Say you've been averaging 2300 calories per day (you probably aren't fat enough to be bothering with this webpage then!), 1800 calories per day is probably enough to cause you to lose weight (2300 is a totally unrealistic figure for a woman, incidentally). So, starting with your next meal, plan out for the next fortnight a set of meals consistent with not consuming more than 1800 calories in any given day, and stick to it. If you overeat one day, just get back on the programme. Don't compensate by skimping on food the next day, and whatever you do, don't allow yourself to think that one deviation from the plan will compromise the efficacy of the whole enterprise, and therefore slacken off completely. What matters for your body is the overall pattern; occasional deviations one way or the other might have no long-term effect whatsoever.
If sticking to the calorie limit you chose isn't leading to a reduction in weight over a fortnight, then you've got to increase the energy deficit, by exercising more, or lowering the limit. Keep doing this until you find a limit which does, over time, lead to a reduction in weight (I presume anyone reading this wants to lose, as opposed to gain, weight). Exercise is just a way of cheating nature by giving you a larger daily calorie budget to play with for the same effect on your weight.
If you weigh yourself on the scales, what's being measured is your body, any clothes you're wearing, and the weight of all the temporary contents of your body: food, drink, urine and faeces. Over time, changes in the weight of the contents cancels out: there's never going to be more than two or three kilogrammes of stuff sloshing about inside you. Unfortunately, this changing component of your overall weight is larger than the day-to-day changes in weight effected by weight control, meaning they can only be seen over the timescale of about five or six days. The best you can do to counteract this is try always to weigh yourself naked at the same time of the day, after emptying your bladder. You weigh least in the morning after urinating, so not only does this help keep the measurements consistent, it's also psychologically most rewarding.

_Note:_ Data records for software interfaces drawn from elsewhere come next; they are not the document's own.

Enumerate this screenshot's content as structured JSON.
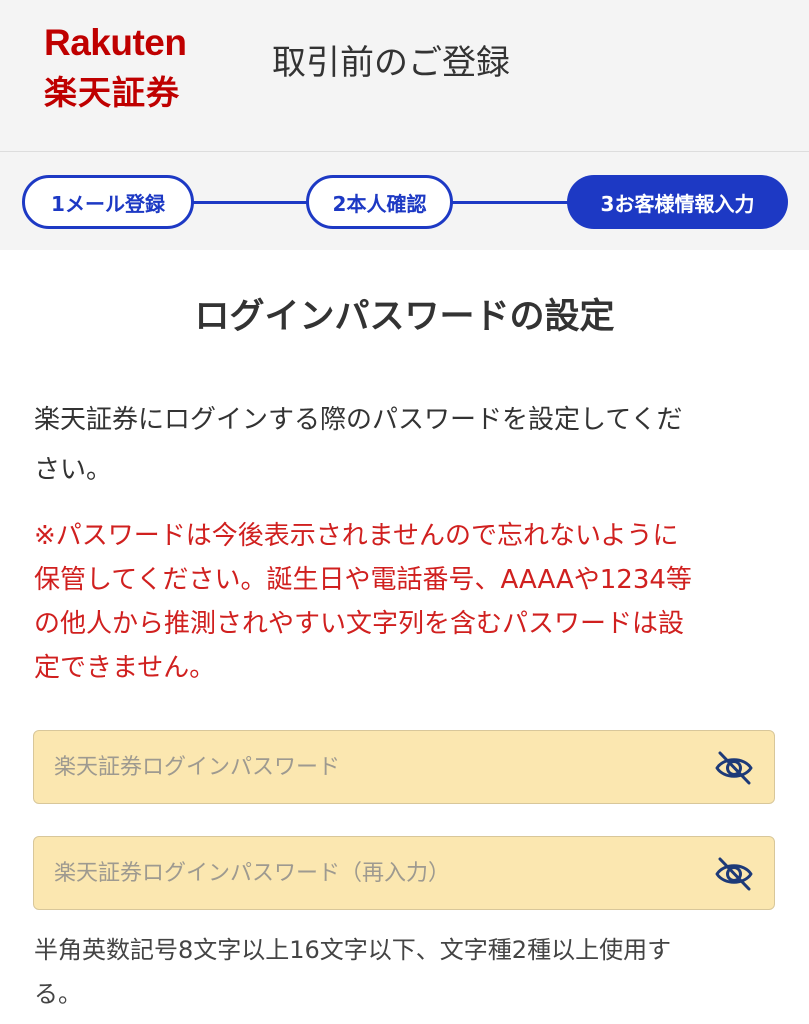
{
  "header": {
    "logo_en": "Rakuten",
    "logo_jp": "楽天証券",
    "title": "取引前のご登録"
  },
  "steps": [
    {
      "label": "1メール登録",
      "state": "done"
    },
    {
      "label": "2本人確認",
      "state": "done"
    },
    {
      "label": "3お客様情報入力",
      "state": "current"
    }
  ],
  "section": {
    "title": "ログインパスワードの設定",
    "description_line1": "楽天証券にログインする際のパスワードを設定してくだ",
    "description_line2": "さい。",
    "warning_line1": "※パスワードは今後表示されませんので忘れないように",
    "warning_line2": "保管してください。誕生日や電話番号、AAAAや1234等",
    "warning_line3": "の他人から推測されやすい文字列を含むパスワードは設",
    "warning_line4": "定できません。"
  },
  "password": {
    "placeholder": "楽天証券ログインパスワード",
    "value": "",
    "toggle_icon": "eye-slash-icon"
  },
  "password_confirm": {
    "placeholder": "楽天証券ログインパスワード（再入力）",
    "value": "",
    "toggle_icon": "eye-slash-icon"
  },
  "hint": {
    "line1": "半角英数記号8文字以上16文字以下、文字種2種以上使用す",
    "line2": "る。"
  },
  "colors": {
    "brand_red": "#bf0000",
    "step_blue": "#1d39c4",
    "warning_red": "#d0201f",
    "input_bg": "#fbe7b0"
  }
}
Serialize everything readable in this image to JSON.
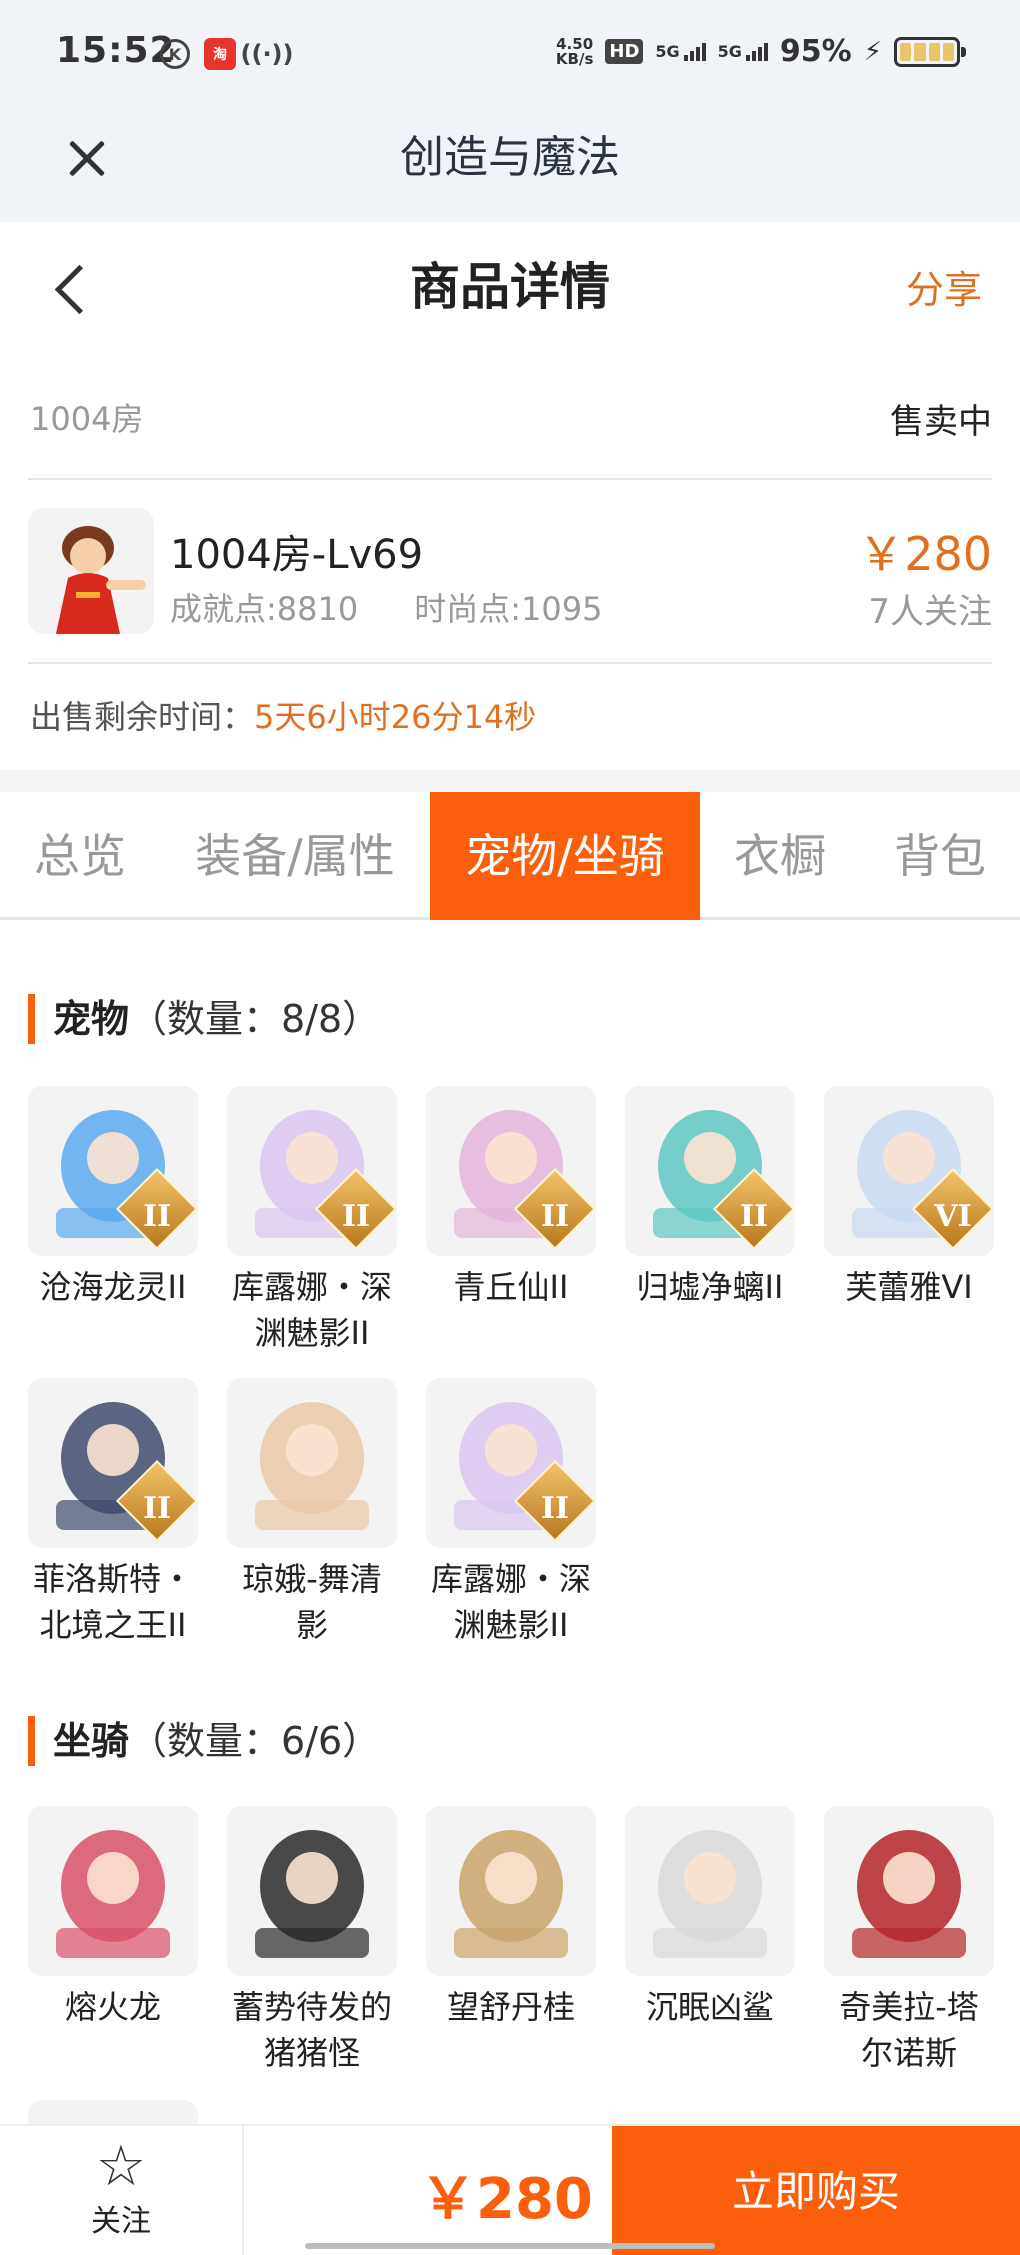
{
  "status_bar": {
    "time": "15:52",
    "net_speed_value": "4.50",
    "net_speed_unit": "KB/s",
    "hd_label": "HD",
    "signal1": "5G",
    "signal2": "5G",
    "battery_percent": "95%"
  },
  "app": {
    "title": "创造与魔法"
  },
  "page": {
    "title": "商品详情",
    "share_label": "分享"
  },
  "room": {
    "id": "1004房",
    "status": "售卖中"
  },
  "item": {
    "name": "1004房-Lv69",
    "achievement": "成就点:8810",
    "fashion": "时尚点:1095",
    "price": "￥280",
    "followers": "7人关注"
  },
  "remaining": {
    "label": "出售剩余时间：",
    "time": "5天6小时26分14秒"
  },
  "tabs": [
    {
      "label": "总览",
      "active": false
    },
    {
      "label": "装备/属性",
      "active": false
    },
    {
      "label": "宠物/坐骑",
      "active": true
    },
    {
      "label": "衣橱",
      "active": false
    },
    {
      "label": "背包",
      "active": false
    }
  ],
  "pets": {
    "title": "宠物",
    "count": "（数量：8/8）",
    "items": [
      {
        "name": "沧海龙灵II",
        "badge": "II",
        "icon": "blue-dragon-spirit",
        "color": "#5aa9f0"
      },
      {
        "name": "库露娜・深渊魅影II",
        "badge": "II",
        "icon": "white-hair-girl",
        "color": "#d9c6ee"
      },
      {
        "name": "青丘仙II",
        "badge": "II",
        "icon": "fox-fairy",
        "color": "#e3b5d9"
      },
      {
        "name": "归墟净螭II",
        "badge": "II",
        "icon": "teal-dragon",
        "color": "#5ec7c2"
      },
      {
        "name": "芙蕾雅VI",
        "badge": "VI",
        "icon": "winged-goddess",
        "color": "#c8d9f0"
      },
      {
        "name": "菲洛斯特・北境之王II",
        "badge": "II",
        "icon": "dark-wolf-king",
        "color": "#3f4a6b"
      },
      {
        "name": "琼娥-舞清影",
        "badge": "",
        "icon": "dancer-girl",
        "color": "#e8c8a8"
      },
      {
        "name": "库露娜・深渊魅影II",
        "badge": "II",
        "icon": "white-hair-girl",
        "color": "#d9c6ee"
      }
    ]
  },
  "mounts": {
    "title": "坐骑",
    "count": "（数量：6/6）",
    "items": [
      {
        "name": "熔火龙",
        "icon": "red-dragon-head",
        "color": "#d8506a"
      },
      {
        "name": "蓄势待发的猪猪怪",
        "icon": "black-pig",
        "color": "#2a2a2a"
      },
      {
        "name": "望舒丹桂",
        "icon": "swing-chair",
        "color": "#c9a36a"
      },
      {
        "name": "沉眠凶鲨",
        "icon": "white-shark",
        "color": "#d8d8d8"
      },
      {
        "name": "奇美拉-塔尔诺斯",
        "icon": "chimera-beast",
        "color": "#b3262c"
      }
    ]
  },
  "bottom": {
    "follow_label": "关注",
    "price": "￥280",
    "buy_label": "立即购买"
  }
}
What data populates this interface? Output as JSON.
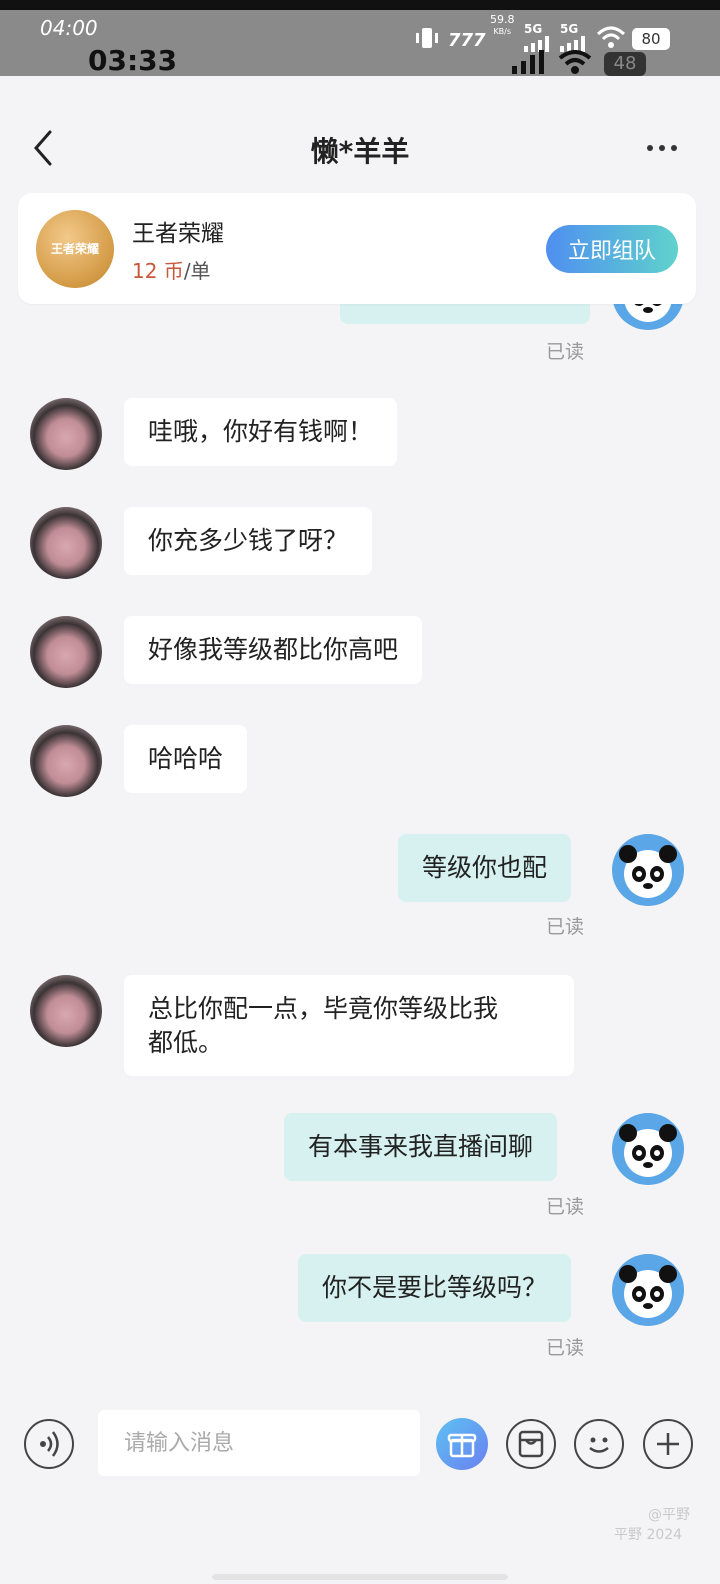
{
  "status_bar": {
    "time_top": "04:00",
    "time_main": "03:33",
    "net_speed": "59.8",
    "net_unit": "KB/s",
    "signal1": "5G",
    "signal2": "5G",
    "battery": "80",
    "battery2": "48"
  },
  "header": {
    "title": "懒*羊羊"
  },
  "game_card": {
    "name": "王者荣耀",
    "logo_text": "王者荣耀",
    "price_value": "12 币",
    "price_unit": "/单",
    "button": "立即组队"
  },
  "messages": [
    {
      "side": "out",
      "text": "",
      "read": "已读"
    },
    {
      "side": "in",
      "text": "哇哦，你好有钱啊！"
    },
    {
      "side": "in",
      "text": "你充多少钱了呀？"
    },
    {
      "side": "in",
      "text": "好像我等级都比你高吧"
    },
    {
      "side": "in",
      "text": "哈哈哈"
    },
    {
      "side": "out",
      "text": "等级你也配",
      "read": "已读"
    },
    {
      "side": "in",
      "text_line1": "总比你配一点，毕竟你等级比我",
      "text_line2": "都低。"
    },
    {
      "side": "out",
      "text": "有本事来我直播间聊",
      "read": "已读"
    },
    {
      "side": "out",
      "text": "你不是要比等级吗？",
      "read": "已读"
    }
  ],
  "composer": {
    "placeholder": "请输入消息"
  },
  "watermark": {
    "line1": "@平野",
    "line2": "平野 2024"
  },
  "colors": {
    "incoming_bubble": "#ffffff",
    "outgoing_bubble": "#d6f1f0",
    "accent_button": "#4f8ff0",
    "price": "#c9573b"
  }
}
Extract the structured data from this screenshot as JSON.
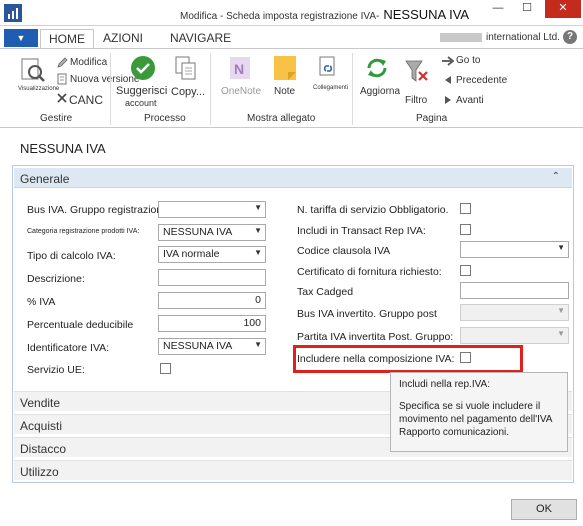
{
  "window": {
    "title_prefix": "Modifica - Scheda imposta registrazione IVA-",
    "title_record": "NESSUNA IVA",
    "minimize": "—",
    "maximize": "☐",
    "close": "✕"
  },
  "tabs": {
    "file": "▼",
    "items": [
      "HOME",
      "AZIONI",
      "NAVIGARE"
    ]
  },
  "company": "international Ltd.",
  "help": "?",
  "ribbon": {
    "manage": {
      "visualizza": "Visualizzazione",
      "modifica": "Modifica",
      "nuova_versione": "Nuova versione",
      "cancel": "CANC",
      "group": "Gestire"
    },
    "process": {
      "suggerisci": "Suggerisci",
      "account": "account",
      "copy": "Copy...",
      "group": "Processo"
    },
    "attachments": {
      "onenote": "OneNote",
      "note": "Note",
      "collegamenti": "Collegamenti",
      "group": "Mostra allegato"
    },
    "page": {
      "aggiorna": "Aggiorna",
      "filtro": "Filtro",
      "goto": "Go to",
      "precedente": "Precedente",
      "avanti": "Avanti",
      "group": "Pagina"
    }
  },
  "page_title": "NESSUNA IVA",
  "general": {
    "header": "Generale",
    "chevron": "⌃",
    "left": {
      "bus_label": "Bus IVA. Gruppo registrazione:",
      "bus_value": "",
      "cat_label": "Categoria registrazione prodotti IVA:",
      "cat_value": "NESSUNA IVA",
      "tipo_label": "Tipo di calcolo IVA:",
      "tipo_value": "IVA normale",
      "desc_label": "Descrizione:",
      "desc_value": "",
      "pct_label": "% IVA",
      "pct_value": "0",
      "ded_label": "Percentuale deducibile",
      "ded_value": "100",
      "id_label": "Identificatore IVA:",
      "id_value": "NESSUNA IVA",
      "ue_label": "Servizio UE:"
    },
    "right": {
      "tariff_label": "N. tariffa di servizio Obbligatorio.",
      "transact_label": "Includi in Transact Rep IVA:",
      "clause_label": "Codice clausola IVA",
      "clause_value": "",
      "cert_label": "Certificato di fornitura richiesto:",
      "tax_label": "Tax Cadged",
      "tax_value": "",
      "bus_rev_label": "Bus IVA invertito. Gruppo post",
      "bus_rev_value": "",
      "partita_label": "Partita IVA invertita Post. Gruppo:",
      "partita_value": "",
      "includere_label": "Includere nella composizione IVA:"
    }
  },
  "tooltip": {
    "title": "Includi nella rep.IVA:",
    "body": "Specifica se si vuole includere il movimento nel pagamento dell'IVA Rapporto comunicazioni."
  },
  "fasttabs": [
    "Vendite",
    "Acquisti",
    "Distacco",
    "Utilizzo"
  ],
  "ok": "OK",
  "colors": {
    "accent": "#1e5db2",
    "section_header": "#dde8f3",
    "highlight": "#e0201b",
    "tooltip_bg": "#f5f5f5"
  }
}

Once you've achieved control over your weight, then you can plan to reduce it, and keep it off. It's best to try to lose a stone at a time (that's 6.3kg for the metric-heads) and then maintain one's weight for a month or two before trying again.
The final thing which remains to be said is to ignore nutrition. Forget about eating a balanced diet with the right amount of all those things we're told we need. See? I don't even know the words for them. What matters is how much energy is in everything you consume, not whether it came from lipids or protein. Those are second-order considerations. A healthy, balanced diet is a luxury which people who are dangerously overweight can ill afford. I lost thirty kilogrammes without giving up cheeseburgers (with chips dipped in mayonnaise), chicken jalfrezi, treacle pudding, lager, wine, chocolate bars and all the rest.
This isn't an entirely happy story. Irrespective of how much I've eaten, I am basically always hungry. Were I to eat at all times when I felt hungry, I'd fill up and make myself sick, which is what used to happen, and why I once weighed over eighteen stone. Anyway, here are some photos of what I once looked like, showing the changes until a year or two ago.